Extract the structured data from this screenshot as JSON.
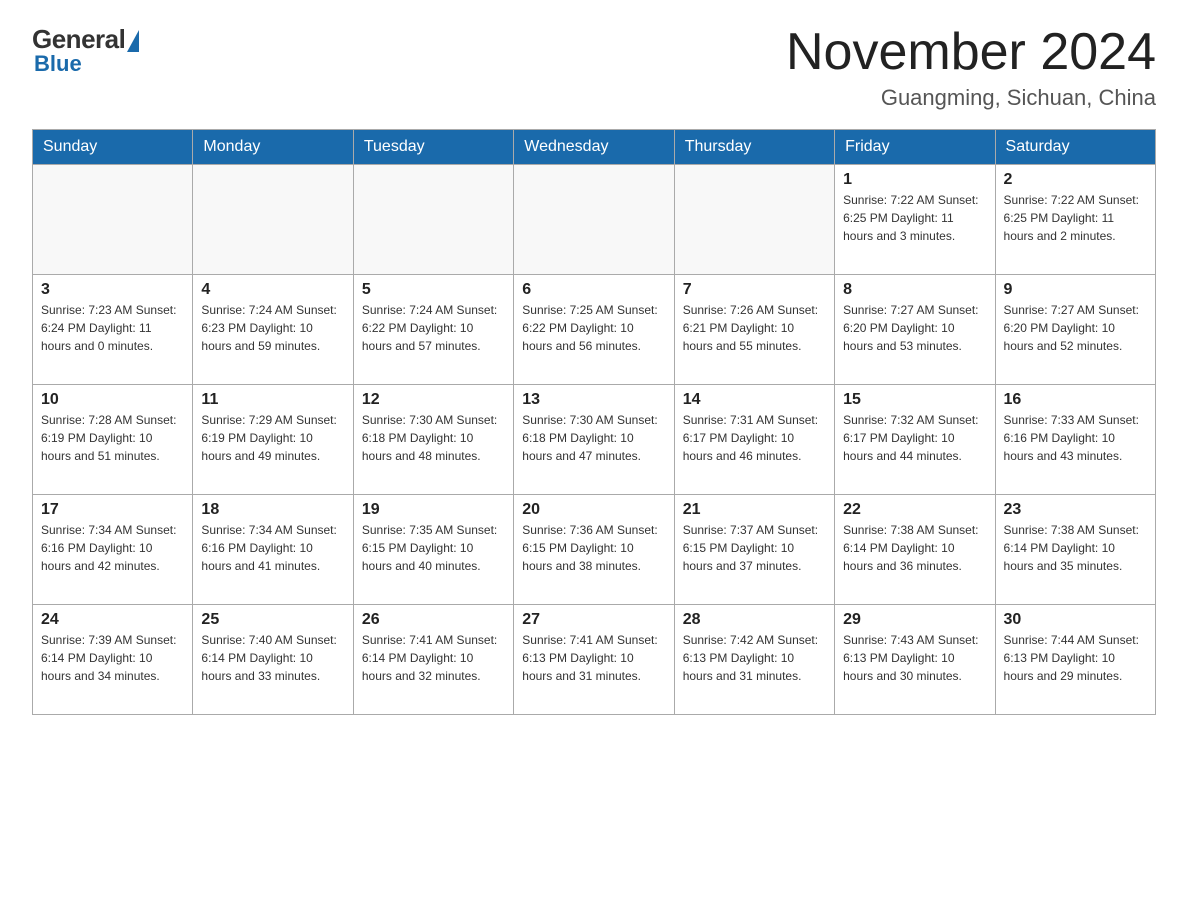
{
  "header": {
    "logo_general": "General",
    "logo_blue": "Blue",
    "month_title": "November 2024",
    "location": "Guangming, Sichuan, China"
  },
  "weekdays": [
    "Sunday",
    "Monday",
    "Tuesday",
    "Wednesday",
    "Thursday",
    "Friday",
    "Saturday"
  ],
  "weeks": [
    [
      {
        "day": "",
        "info": ""
      },
      {
        "day": "",
        "info": ""
      },
      {
        "day": "",
        "info": ""
      },
      {
        "day": "",
        "info": ""
      },
      {
        "day": "",
        "info": ""
      },
      {
        "day": "1",
        "info": "Sunrise: 7:22 AM\nSunset: 6:25 PM\nDaylight: 11 hours\nand 3 minutes."
      },
      {
        "day": "2",
        "info": "Sunrise: 7:22 AM\nSunset: 6:25 PM\nDaylight: 11 hours\nand 2 minutes."
      }
    ],
    [
      {
        "day": "3",
        "info": "Sunrise: 7:23 AM\nSunset: 6:24 PM\nDaylight: 11 hours\nand 0 minutes."
      },
      {
        "day": "4",
        "info": "Sunrise: 7:24 AM\nSunset: 6:23 PM\nDaylight: 10 hours\nand 59 minutes."
      },
      {
        "day": "5",
        "info": "Sunrise: 7:24 AM\nSunset: 6:22 PM\nDaylight: 10 hours\nand 57 minutes."
      },
      {
        "day": "6",
        "info": "Sunrise: 7:25 AM\nSunset: 6:22 PM\nDaylight: 10 hours\nand 56 minutes."
      },
      {
        "day": "7",
        "info": "Sunrise: 7:26 AM\nSunset: 6:21 PM\nDaylight: 10 hours\nand 55 minutes."
      },
      {
        "day": "8",
        "info": "Sunrise: 7:27 AM\nSunset: 6:20 PM\nDaylight: 10 hours\nand 53 minutes."
      },
      {
        "day": "9",
        "info": "Sunrise: 7:27 AM\nSunset: 6:20 PM\nDaylight: 10 hours\nand 52 minutes."
      }
    ],
    [
      {
        "day": "10",
        "info": "Sunrise: 7:28 AM\nSunset: 6:19 PM\nDaylight: 10 hours\nand 51 minutes."
      },
      {
        "day": "11",
        "info": "Sunrise: 7:29 AM\nSunset: 6:19 PM\nDaylight: 10 hours\nand 49 minutes."
      },
      {
        "day": "12",
        "info": "Sunrise: 7:30 AM\nSunset: 6:18 PM\nDaylight: 10 hours\nand 48 minutes."
      },
      {
        "day": "13",
        "info": "Sunrise: 7:30 AM\nSunset: 6:18 PM\nDaylight: 10 hours\nand 47 minutes."
      },
      {
        "day": "14",
        "info": "Sunrise: 7:31 AM\nSunset: 6:17 PM\nDaylight: 10 hours\nand 46 minutes."
      },
      {
        "day": "15",
        "info": "Sunrise: 7:32 AM\nSunset: 6:17 PM\nDaylight: 10 hours\nand 44 minutes."
      },
      {
        "day": "16",
        "info": "Sunrise: 7:33 AM\nSunset: 6:16 PM\nDaylight: 10 hours\nand 43 minutes."
      }
    ],
    [
      {
        "day": "17",
        "info": "Sunrise: 7:34 AM\nSunset: 6:16 PM\nDaylight: 10 hours\nand 42 minutes."
      },
      {
        "day": "18",
        "info": "Sunrise: 7:34 AM\nSunset: 6:16 PM\nDaylight: 10 hours\nand 41 minutes."
      },
      {
        "day": "19",
        "info": "Sunrise: 7:35 AM\nSunset: 6:15 PM\nDaylight: 10 hours\nand 40 minutes."
      },
      {
        "day": "20",
        "info": "Sunrise: 7:36 AM\nSunset: 6:15 PM\nDaylight: 10 hours\nand 38 minutes."
      },
      {
        "day": "21",
        "info": "Sunrise: 7:37 AM\nSunset: 6:15 PM\nDaylight: 10 hours\nand 37 minutes."
      },
      {
        "day": "22",
        "info": "Sunrise: 7:38 AM\nSunset: 6:14 PM\nDaylight: 10 hours\nand 36 minutes."
      },
      {
        "day": "23",
        "info": "Sunrise: 7:38 AM\nSunset: 6:14 PM\nDaylight: 10 hours\nand 35 minutes."
      }
    ],
    [
      {
        "day": "24",
        "info": "Sunrise: 7:39 AM\nSunset: 6:14 PM\nDaylight: 10 hours\nand 34 minutes."
      },
      {
        "day": "25",
        "info": "Sunrise: 7:40 AM\nSunset: 6:14 PM\nDaylight: 10 hours\nand 33 minutes."
      },
      {
        "day": "26",
        "info": "Sunrise: 7:41 AM\nSunset: 6:14 PM\nDaylight: 10 hours\nand 32 minutes."
      },
      {
        "day": "27",
        "info": "Sunrise: 7:41 AM\nSunset: 6:13 PM\nDaylight: 10 hours\nand 31 minutes."
      },
      {
        "day": "28",
        "info": "Sunrise: 7:42 AM\nSunset: 6:13 PM\nDaylight: 10 hours\nand 31 minutes."
      },
      {
        "day": "29",
        "info": "Sunrise: 7:43 AM\nSunset: 6:13 PM\nDaylight: 10 hours\nand 30 minutes."
      },
      {
        "day": "30",
        "info": "Sunrise: 7:44 AM\nSunset: 6:13 PM\nDaylight: 10 hours\nand 29 minutes."
      }
    ]
  ]
}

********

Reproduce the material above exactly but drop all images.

→ **Expected answer**
Extract the structured data from this screenshot as JSON.
{
  "header": {
    "logo_general": "General",
    "logo_blue": "Blue",
    "month_title": "November 2024",
    "location": "Guangming, Sichuan, China"
  },
  "weekdays": [
    "Sunday",
    "Monday",
    "Tuesday",
    "Wednesday",
    "Thursday",
    "Friday",
    "Saturday"
  ],
  "weeks": [
    [
      {
        "day": "",
        "info": ""
      },
      {
        "day": "",
        "info": ""
      },
      {
        "day": "",
        "info": ""
      },
      {
        "day": "",
        "info": ""
      },
      {
        "day": "",
        "info": ""
      },
      {
        "day": "1",
        "info": "Sunrise: 7:22 AM\nSunset: 6:25 PM\nDaylight: 11 hours\nand 3 minutes."
      },
      {
        "day": "2",
        "info": "Sunrise: 7:22 AM\nSunset: 6:25 PM\nDaylight: 11 hours\nand 2 minutes."
      }
    ],
    [
      {
        "day": "3",
        "info": "Sunrise: 7:23 AM\nSunset: 6:24 PM\nDaylight: 11 hours\nand 0 minutes."
      },
      {
        "day": "4",
        "info": "Sunrise: 7:24 AM\nSunset: 6:23 PM\nDaylight: 10 hours\nand 59 minutes."
      },
      {
        "day": "5",
        "info": "Sunrise: 7:24 AM\nSunset: 6:22 PM\nDaylight: 10 hours\nand 57 minutes."
      },
      {
        "day": "6",
        "info": "Sunrise: 7:25 AM\nSunset: 6:22 PM\nDaylight: 10 hours\nand 56 minutes."
      },
      {
        "day": "7",
        "info": "Sunrise: 7:26 AM\nSunset: 6:21 PM\nDaylight: 10 hours\nand 55 minutes."
      },
      {
        "day": "8",
        "info": "Sunrise: 7:27 AM\nSunset: 6:20 PM\nDaylight: 10 hours\nand 53 minutes."
      },
      {
        "day": "9",
        "info": "Sunrise: 7:27 AM\nSunset: 6:20 PM\nDaylight: 10 hours\nand 52 minutes."
      }
    ],
    [
      {
        "day": "10",
        "info": "Sunrise: 7:28 AM\nSunset: 6:19 PM\nDaylight: 10 hours\nand 51 minutes."
      },
      {
        "day": "11",
        "info": "Sunrise: 7:29 AM\nSunset: 6:19 PM\nDaylight: 10 hours\nand 49 minutes."
      },
      {
        "day": "12",
        "info": "Sunrise: 7:30 AM\nSunset: 6:18 PM\nDaylight: 10 hours\nand 48 minutes."
      },
      {
        "day": "13",
        "info": "Sunrise: 7:30 AM\nSunset: 6:18 PM\nDaylight: 10 hours\nand 47 minutes."
      },
      {
        "day": "14",
        "info": "Sunrise: 7:31 AM\nSunset: 6:17 PM\nDaylight: 10 hours\nand 46 minutes."
      },
      {
        "day": "15",
        "info": "Sunrise: 7:32 AM\nSunset: 6:17 PM\nDaylight: 10 hours\nand 44 minutes."
      },
      {
        "day": "16",
        "info": "Sunrise: 7:33 AM\nSunset: 6:16 PM\nDaylight: 10 hours\nand 43 minutes."
      }
    ],
    [
      {
        "day": "17",
        "info": "Sunrise: 7:34 AM\nSunset: 6:16 PM\nDaylight: 10 hours\nand 42 minutes."
      },
      {
        "day": "18",
        "info": "Sunrise: 7:34 AM\nSunset: 6:16 PM\nDaylight: 10 hours\nand 41 minutes."
      },
      {
        "day": "19",
        "info": "Sunrise: 7:35 AM\nSunset: 6:15 PM\nDaylight: 10 hours\nand 40 minutes."
      },
      {
        "day": "20",
        "info": "Sunrise: 7:36 AM\nSunset: 6:15 PM\nDaylight: 10 hours\nand 38 minutes."
      },
      {
        "day": "21",
        "info": "Sunrise: 7:37 AM\nSunset: 6:15 PM\nDaylight: 10 hours\nand 37 minutes."
      },
      {
        "day": "22",
        "info": "Sunrise: 7:38 AM\nSunset: 6:14 PM\nDaylight: 10 hours\nand 36 minutes."
      },
      {
        "day": "23",
        "info": "Sunrise: 7:38 AM\nSunset: 6:14 PM\nDaylight: 10 hours\nand 35 minutes."
      }
    ],
    [
      {
        "day": "24",
        "info": "Sunrise: 7:39 AM\nSunset: 6:14 PM\nDaylight: 10 hours\nand 34 minutes."
      },
      {
        "day": "25",
        "info": "Sunrise: 7:40 AM\nSunset: 6:14 PM\nDaylight: 10 hours\nand 33 minutes."
      },
      {
        "day": "26",
        "info": "Sunrise: 7:41 AM\nSunset: 6:14 PM\nDaylight: 10 hours\nand 32 minutes."
      },
      {
        "day": "27",
        "info": "Sunrise: 7:41 AM\nSunset: 6:13 PM\nDaylight: 10 hours\nand 31 minutes."
      },
      {
        "day": "28",
        "info": "Sunrise: 7:42 AM\nSunset: 6:13 PM\nDaylight: 10 hours\nand 31 minutes."
      },
      {
        "day": "29",
        "info": "Sunrise: 7:43 AM\nSunset: 6:13 PM\nDaylight: 10 hours\nand 30 minutes."
      },
      {
        "day": "30",
        "info": "Sunrise: 7:44 AM\nSunset: 6:13 PM\nDaylight: 10 hours\nand 29 minutes."
      }
    ]
  ]
}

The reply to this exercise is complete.